Setting the voltage or wire feed speed incorrectly can limit the quality of your weld. 

If the voltage is too high, the bead flattens, resulting in less penetration. If the voltage is too low, you may notice a spatter and a convex profile on the bead. 

A fast wire feed speed limits penetration and creates less consistency. A slow wire feed speed also limits penetration and causes burn-through.

Burn-through occurs when you completely burn through the base material, resulting in an open hole. These holes limit the strength of the joint and the base material. 

mig welding

Conclusion

Using a MIG welder isn’t the most complex task. You first need to prepare the metal that you plan to weld. Clean the metal and secure it in place.

Select the right filler wire based on the thickness of the materials that you’re working with. A 0.030-inch wire is the most common choice. The material and wire help you select the MIG welder’s amperage, voltage, and wire feed speed. 

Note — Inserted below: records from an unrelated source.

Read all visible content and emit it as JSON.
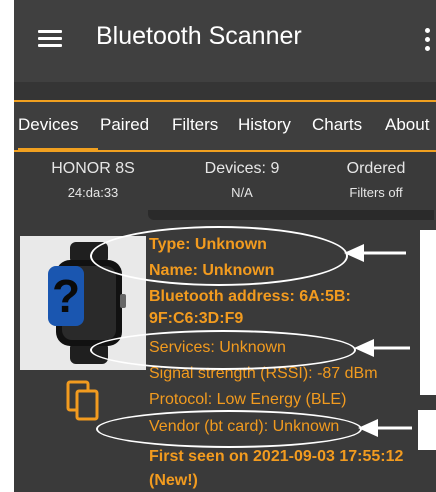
{
  "app": {
    "title": "Bluetooth Scanner"
  },
  "tabs": [
    {
      "label": "Devices",
      "active": true
    },
    {
      "label": "Paired"
    },
    {
      "label": "Filters"
    },
    {
      "label": "History"
    },
    {
      "label": "Charts"
    },
    {
      "label": "About"
    }
  ],
  "status": {
    "device_name": "HONOR 8S",
    "device_addr": "24:da:33",
    "devices_count": "Devices: 9",
    "devices_sub": "N/A",
    "ordered": "Ordered",
    "filters": "Filters off"
  },
  "device": {
    "type": "Type: Unknown",
    "name": "Name: Unknown",
    "address_line1": "Bluetooth address: 6A:5B:",
    "address_line2": "9F:C6:3D:F9",
    "services": "Services: Unknown",
    "signal": "Signal strength (RSSI): -87 dBm",
    "protocol": "Protocol: Low Energy (BLE)",
    "vendor": "Vendor (bt card): Unknown",
    "first_seen": "First seen on 2021-09-03 17:55:12",
    "new_badge": "(New!)"
  },
  "colors": {
    "accent": "#f29b1f",
    "background": "#3a3a3a",
    "appbar": "#404040",
    "annotation": "#ffffff"
  },
  "icons": [
    "menu-icon",
    "overflow-menu-icon",
    "smartwatch-unknown-icon",
    "copy-icon",
    "annotation-arrow-icon"
  ]
}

If you’re new to welding, test a small area of the metal you want to weld before attempting to create long, straight passes. Evaluate the quality of your weld and adjust the MIG welder settings accordingly.